Problem to work on: Without adding or dropping anything, copy the entries below.
Data to process START
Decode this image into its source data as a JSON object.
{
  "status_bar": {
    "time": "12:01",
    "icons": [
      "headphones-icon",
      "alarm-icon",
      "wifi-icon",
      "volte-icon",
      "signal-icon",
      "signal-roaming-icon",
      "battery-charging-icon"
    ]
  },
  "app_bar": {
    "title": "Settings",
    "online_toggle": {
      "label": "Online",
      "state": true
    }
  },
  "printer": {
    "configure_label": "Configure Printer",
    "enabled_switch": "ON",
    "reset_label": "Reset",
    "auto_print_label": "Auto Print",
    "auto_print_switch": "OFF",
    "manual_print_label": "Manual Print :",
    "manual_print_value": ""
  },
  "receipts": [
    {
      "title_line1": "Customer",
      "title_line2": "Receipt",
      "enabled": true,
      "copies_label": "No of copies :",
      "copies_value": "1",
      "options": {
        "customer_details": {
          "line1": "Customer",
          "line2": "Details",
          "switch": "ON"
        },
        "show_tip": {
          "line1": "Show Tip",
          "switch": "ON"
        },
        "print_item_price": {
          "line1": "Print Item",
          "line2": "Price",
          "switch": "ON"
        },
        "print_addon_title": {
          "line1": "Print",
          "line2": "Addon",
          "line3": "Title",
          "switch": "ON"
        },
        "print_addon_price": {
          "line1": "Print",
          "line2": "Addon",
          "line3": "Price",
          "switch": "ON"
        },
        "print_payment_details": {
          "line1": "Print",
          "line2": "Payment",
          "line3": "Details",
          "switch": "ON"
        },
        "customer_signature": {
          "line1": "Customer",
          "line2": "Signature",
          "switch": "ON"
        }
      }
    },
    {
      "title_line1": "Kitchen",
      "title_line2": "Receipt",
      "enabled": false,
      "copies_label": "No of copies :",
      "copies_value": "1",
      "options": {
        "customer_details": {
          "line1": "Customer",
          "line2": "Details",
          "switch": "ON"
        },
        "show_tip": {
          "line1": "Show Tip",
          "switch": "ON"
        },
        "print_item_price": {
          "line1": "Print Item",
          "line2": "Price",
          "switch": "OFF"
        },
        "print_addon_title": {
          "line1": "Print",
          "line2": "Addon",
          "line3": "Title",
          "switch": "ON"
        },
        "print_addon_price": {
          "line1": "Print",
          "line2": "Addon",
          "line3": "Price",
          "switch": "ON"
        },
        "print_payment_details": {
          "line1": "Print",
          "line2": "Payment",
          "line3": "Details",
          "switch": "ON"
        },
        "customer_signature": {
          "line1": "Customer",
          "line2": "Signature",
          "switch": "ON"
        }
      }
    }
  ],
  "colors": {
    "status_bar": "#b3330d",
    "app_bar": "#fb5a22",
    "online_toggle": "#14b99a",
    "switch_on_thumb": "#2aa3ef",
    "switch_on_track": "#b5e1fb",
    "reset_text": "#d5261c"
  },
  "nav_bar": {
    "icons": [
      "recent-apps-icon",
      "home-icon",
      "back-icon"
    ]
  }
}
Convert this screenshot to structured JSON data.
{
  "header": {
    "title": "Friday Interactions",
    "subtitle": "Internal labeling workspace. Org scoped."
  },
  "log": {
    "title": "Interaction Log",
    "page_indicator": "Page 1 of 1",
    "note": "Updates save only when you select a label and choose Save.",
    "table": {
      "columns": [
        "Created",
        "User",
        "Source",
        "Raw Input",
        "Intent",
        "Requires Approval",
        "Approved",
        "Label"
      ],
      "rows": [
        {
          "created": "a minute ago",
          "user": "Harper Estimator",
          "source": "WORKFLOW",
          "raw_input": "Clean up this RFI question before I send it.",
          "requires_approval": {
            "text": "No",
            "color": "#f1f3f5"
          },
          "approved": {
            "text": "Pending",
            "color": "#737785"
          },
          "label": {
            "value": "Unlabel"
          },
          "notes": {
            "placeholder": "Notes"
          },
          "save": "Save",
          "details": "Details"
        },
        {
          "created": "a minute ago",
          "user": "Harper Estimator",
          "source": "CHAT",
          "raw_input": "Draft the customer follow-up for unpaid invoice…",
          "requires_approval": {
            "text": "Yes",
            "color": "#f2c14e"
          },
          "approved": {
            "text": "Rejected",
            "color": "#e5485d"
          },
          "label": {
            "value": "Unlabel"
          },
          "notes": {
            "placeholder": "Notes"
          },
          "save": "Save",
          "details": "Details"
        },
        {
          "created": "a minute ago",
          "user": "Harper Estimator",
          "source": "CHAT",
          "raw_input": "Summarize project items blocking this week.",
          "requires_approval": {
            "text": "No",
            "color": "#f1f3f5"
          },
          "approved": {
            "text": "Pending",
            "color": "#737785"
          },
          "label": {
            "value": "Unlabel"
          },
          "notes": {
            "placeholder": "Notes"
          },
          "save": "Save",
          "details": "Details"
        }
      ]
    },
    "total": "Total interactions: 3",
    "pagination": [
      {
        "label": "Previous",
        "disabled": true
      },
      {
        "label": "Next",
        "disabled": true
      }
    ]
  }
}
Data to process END
Answer box:
Decode this image into its source data as a JSON object.
{
  "status_bar": {
    "time": "12:01",
    "icons": [
      "headphones-icon",
      "alarm-icon",
      "wifi-icon",
      "volte-icon",
      "signal-icon",
      "signal-roaming-icon",
      "battery-charging-icon"
    ]
  },
  "app_bar": {
    "title": "Settings",
    "online_toggle": {
      "label": "Online",
      "state": true
    }
  },
  "printer": {
    "configure_label": "Configure Printer",
    "enabled_switch": "ON",
    "reset_label": "Reset",
    "auto_print_label": "Auto Print",
    "auto_print_switch": "OFF",
    "manual_print_label": "Manual Print :",
    "manual_print_value": ""
  },
  "receipts": [
    {
      "title_line1": "Customer",
      "title_line2": "Receipt",
      "enabled": true,
      "copies_label": "No of copies :",
      "copies_value": "1",
      "options": {
        "customer_details": {
          "line1": "Customer",
          "line2": "Details",
          "switch": "ON"
        },
        "show_tip": {
          "line1": "Show Tip",
          "switch": "ON"
        },
        "print_item_price": {
          "line1": "Print Item",
          "line2": "Price",
          "switch": "ON"
        },
        "print_addon_title": {
          "line1": "Print",
          "line2": "Addon",
          "line3": "Title",
          "switch": "ON"
        },
        "print_addon_price": {
          "line1": "Print",
          "line2": "Addon",
          "line3": "Price",
          "switch": "ON"
        },
        "print_payment_details": {
          "line1": "Print",
          "line2": "Payment",
          "line3": "Details",
          "switch": "ON"
        },
        "customer_signature": {
          "line1": "Customer",
          "line2": "Signature",
          "switch": "ON"
        }
      }
    },
    {
      "title_line1": "Kitchen",
      "title_line2": "Receipt",
      "enabled": false,
      "copies_label": "No of copies :",
      "copies_value": "1",
      "options": {
        "customer_details": {
          "line1": "Customer",
          "line2": "Details",
          "switch": "ON"
        },
        "show_tip": {
          "line1": "Show Tip",
          "switch": "ON"
        },
        "print_item_price": {
          "line1": "Print Item",
          "line2": "Price",
          "switch": "OFF"
        },
        "print_addon_title": {
          "line1": "Print",
          "line2": "Addon",
          "line3": "Title",
          "switch": "ON"
        },
        "print_addon_price": {
          "line1": "Print",
          "line2": "Addon",
          "line3": "Price",
          "switch": "ON"
        },
        "print_payment_details": {
          "line1": "Print",
          "line2": "Payment",
          "line3": "Details",
          "switch": "ON"
        },
        "customer_signature": {
          "line1": "Customer",
          "line2": "Signature",
          "switch": "ON"
        }
      }
    }
  ],
  "colors": {
    "status_bar": "#b3330d",
    "app_bar": "#fb5a22",
    "online_toggle": "#14b99a",
    "switch_on_thumb": "#2aa3ef",
    "switch_on_track": "#b5e1fb",
    "reset_text": "#d5261c"
  },
  "nav_bar": {
    "icons": [
      "recent-apps-icon",
      "home-icon",
      "back-icon"
    ]
  }
}
Convert this screenshot to structured JSON data.
{
  "header": {
    "title": "Friday Interactions",
    "subtitle": "Internal labeling workspace. Org scoped."
  },
  "log": {
    "title": "Interaction Log",
    "page_indicator": "Page 1 of 1",
    "note": "Updates save only when you select a label and choose Save.",
    "table": {
      "columns": [
        "Created",
        "User",
        "Source",
        "Raw Input",
        "Intent",
        "Requires Approval",
        "Approved",
        "Label"
      ],
      "rows": [
        {
          "created": "a minute ago",
          "user": "Harper Estimator",
          "source": "WORKFLOW",
          "raw_input": "Clean up this RFI question before I send it.",
          "requires_approval": {
            "text": "No",
            "color": "#f1f3f5"
          },
          "approved": {
            "text": "Pending",
            "color": "#737785"
          },
          "label": {
            "value": "Unlabel"
          },
          "notes": {
            "placeholder": "Notes"
          },
          "save": "Save",
          "details": "Details"
        },
        {
          "created": "a minute ago",
          "user": "Harper Estimator",
          "source": "CHAT",
          "raw_input": "Draft the customer follow-up for unpaid invoice…",
          "requires_approval": {
            "text": "Yes",
            "color": "#f2c14e"
          },
          "approved": {
            "text": "Rejected",
            "color": "#e5485d"
          },
          "label": {
            "value": "Unlabel"
          },
          "notes": {
            "placeholder": "Notes"
          },
          "save": "Save",
          "details": "Details"
        },
        {
          "created": "a minute ago",
          "user": "Harper Estimator",
          "source": "CHAT",
          "raw_input": "Summarize project items blocking this week.",
          "requires_approval": {
            "text": "No",
            "color": "#f1f3f5"
          },
          "approved": {
            "text": "Pending",
            "color": "#737785"
          },
          "label": {
            "value": "Unlabel"
          },
          "notes": {
            "placeholder": "Notes"
          },
          "save": "Save",
          "details": "Details"
        }
      ]
    },
    "total": "Total interactions: 3",
    "pagination": [
      {
        "label": "Previous",
        "disabled": true
      },
      {
        "label": "Next",
        "disabled": true
      }
    ]
  }
}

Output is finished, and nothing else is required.